Soft clouds in SkyMaxx Pro 3Logarithmic depth buffers seem to be gaining wider adoption with our customers lately. The idea stemmed from an article by Outerra on how they preserved depth resolution at both near and far distances. Like Outerra, many of our customers need to render something like a cockpit close to the eyepoint, while at the same time rendering distant terrain hundreds of kilometers away. Conventional depth buffers cannot handle such a wide difference between your near and far clip planes, without producing artifacts from depth buffer resolution (“z-fighting.”)

While Outerra’s original article on log depth buffers covered the basic idea, it wasn’t refined until 2013 in this update. This newer article is much more explicit about what needs to go into your vertex programs in order to change how your depth buffer values are written, and it produces good results. All you have to do is add this snippet of code, plus one uniform value, into all of your vertex programs (and maybe a few of your fragment programs, too.)

Sounds simple enough – until you realize you also need to get any middleware you’re using to also write depth values in this manner. Fortunately, the extensible shader framework in the SilverLining Sky, 3D Clouds, and Weather SDK and the Triton Ocean SDK let you do this without too much trouble.

Make sure you’re using at least SilverLining version 4.004 and Triton version 3.28, as those are the versions that have what you need.

In Triton, there is a user-vert-functions.glsl file in the Resources folder of the SDK. At the bottom, you’ll find this function:
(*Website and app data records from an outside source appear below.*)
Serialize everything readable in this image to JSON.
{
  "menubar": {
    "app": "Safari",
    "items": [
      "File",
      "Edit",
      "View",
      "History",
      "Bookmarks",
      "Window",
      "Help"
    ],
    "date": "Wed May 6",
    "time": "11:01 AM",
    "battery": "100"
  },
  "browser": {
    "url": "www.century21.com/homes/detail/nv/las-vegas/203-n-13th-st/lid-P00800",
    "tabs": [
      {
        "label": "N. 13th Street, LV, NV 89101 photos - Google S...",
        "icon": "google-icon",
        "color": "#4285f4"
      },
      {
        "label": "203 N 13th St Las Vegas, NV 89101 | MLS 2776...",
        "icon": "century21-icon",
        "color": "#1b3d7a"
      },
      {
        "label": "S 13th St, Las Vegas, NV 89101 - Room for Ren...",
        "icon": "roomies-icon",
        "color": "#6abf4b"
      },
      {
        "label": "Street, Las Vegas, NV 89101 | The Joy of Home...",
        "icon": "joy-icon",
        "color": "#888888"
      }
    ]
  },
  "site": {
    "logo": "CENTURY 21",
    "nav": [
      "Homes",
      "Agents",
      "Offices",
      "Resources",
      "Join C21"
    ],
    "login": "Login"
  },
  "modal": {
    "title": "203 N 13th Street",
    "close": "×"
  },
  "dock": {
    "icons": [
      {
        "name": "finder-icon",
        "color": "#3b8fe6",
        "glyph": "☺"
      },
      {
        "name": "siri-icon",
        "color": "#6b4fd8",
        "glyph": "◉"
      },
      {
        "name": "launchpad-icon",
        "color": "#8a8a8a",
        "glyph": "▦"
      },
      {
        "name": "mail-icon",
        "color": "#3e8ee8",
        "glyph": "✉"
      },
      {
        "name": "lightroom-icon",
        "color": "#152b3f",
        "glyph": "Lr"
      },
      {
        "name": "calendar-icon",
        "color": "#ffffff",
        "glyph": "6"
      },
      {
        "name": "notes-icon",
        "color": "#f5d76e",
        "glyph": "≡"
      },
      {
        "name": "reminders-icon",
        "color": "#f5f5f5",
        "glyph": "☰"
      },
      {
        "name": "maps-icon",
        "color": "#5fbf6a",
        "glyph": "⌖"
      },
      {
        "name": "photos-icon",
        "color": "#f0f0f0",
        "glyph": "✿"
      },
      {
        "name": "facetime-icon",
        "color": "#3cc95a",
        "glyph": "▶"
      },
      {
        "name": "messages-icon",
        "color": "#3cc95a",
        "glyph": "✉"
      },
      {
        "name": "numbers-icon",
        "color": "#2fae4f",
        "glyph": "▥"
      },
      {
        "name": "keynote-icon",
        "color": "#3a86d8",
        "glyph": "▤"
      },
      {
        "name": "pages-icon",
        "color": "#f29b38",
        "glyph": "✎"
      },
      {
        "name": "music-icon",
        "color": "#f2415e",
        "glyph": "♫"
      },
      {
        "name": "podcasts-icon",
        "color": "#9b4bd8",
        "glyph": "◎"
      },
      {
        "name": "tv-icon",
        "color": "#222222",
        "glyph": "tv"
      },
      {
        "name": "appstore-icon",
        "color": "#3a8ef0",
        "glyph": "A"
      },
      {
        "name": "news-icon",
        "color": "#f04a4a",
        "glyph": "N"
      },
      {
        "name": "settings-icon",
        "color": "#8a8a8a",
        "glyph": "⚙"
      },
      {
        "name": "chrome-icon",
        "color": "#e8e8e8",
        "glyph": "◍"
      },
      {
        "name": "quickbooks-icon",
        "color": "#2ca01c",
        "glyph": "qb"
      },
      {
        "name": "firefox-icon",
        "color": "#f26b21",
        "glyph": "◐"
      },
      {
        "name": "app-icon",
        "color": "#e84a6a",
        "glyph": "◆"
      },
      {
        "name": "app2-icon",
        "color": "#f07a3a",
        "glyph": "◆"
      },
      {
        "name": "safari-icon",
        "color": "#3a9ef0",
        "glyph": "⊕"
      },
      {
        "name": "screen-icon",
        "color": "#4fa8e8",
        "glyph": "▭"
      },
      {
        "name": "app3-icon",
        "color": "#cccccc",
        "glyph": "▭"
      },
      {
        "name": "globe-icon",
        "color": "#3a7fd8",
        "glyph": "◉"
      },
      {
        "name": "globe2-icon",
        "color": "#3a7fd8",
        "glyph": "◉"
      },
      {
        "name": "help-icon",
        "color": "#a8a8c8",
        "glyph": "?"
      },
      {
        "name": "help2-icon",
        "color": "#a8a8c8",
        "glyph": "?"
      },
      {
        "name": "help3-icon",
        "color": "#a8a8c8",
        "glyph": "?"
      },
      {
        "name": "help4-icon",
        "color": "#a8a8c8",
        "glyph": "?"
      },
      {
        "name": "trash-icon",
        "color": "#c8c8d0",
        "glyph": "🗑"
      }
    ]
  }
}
// Provides a point to override the final value of gl_Position.
// Useful for implementing logarithmic depth buffers etc.
vec4 overridePosition(in vec4 position)

This gives you a hook to adjust the final clip positions on everything Triton draws, so this is where you want to adjust the depth value. If you’re going by Outerra’s algorithm, it would look like this:

vec4 overridePosition(in vec4 position)
{
vec4 adjustedClipPosition = position;
if ( Fcoef > 0.0 )
{
adjustedClipPosition.z = (log2(max(1e-6, position.w+1.0))*Fcoef - 1.0) * position.w;
}

return adjustedClipPosition;
}

Fcoef needs to be added as a uniform at the top of user-vert-functions.glsl:

uniform float Fcoef;

According to the paper, Fcoef = 2.0 / log2(farplane + 1.0). So your application needs to set this uniform whenever your far clip distance changes. Triton gives you access to its underlying shader programs via the Triton::Ocean::GetShaderObject() method (there are several different programs you’ll need to retrieve,) which you may then use with glGetUniformLocation and glUniform1f to set the Fcoef uniform in each program.

In SilverLining, it’s the same idea. The Resources/Shaders/UserFunctions.glsl file also contains a overridePosition() function you may use in the same manner. The only difference is in how you retrieve the shader program ID’s for setting the Fcoef uniform from your application. In SilverLining, you’ll use the GetSkyShader(), GetBillboardShader(), GetStarShader(), GetPrecipitationShader(), and GetActivePlanarCloudShaders() methods on SilverLining::Atmosphere to retrieve all of the relevant program ID’s.

Depth buffer resolution is especially a problem when you have water approaching coastlines in the distance, as so many of our customers do – even if you’re using height maps with Triton to help with this. I hope this article gives you a good way to solve that problem, if you’re faced with it.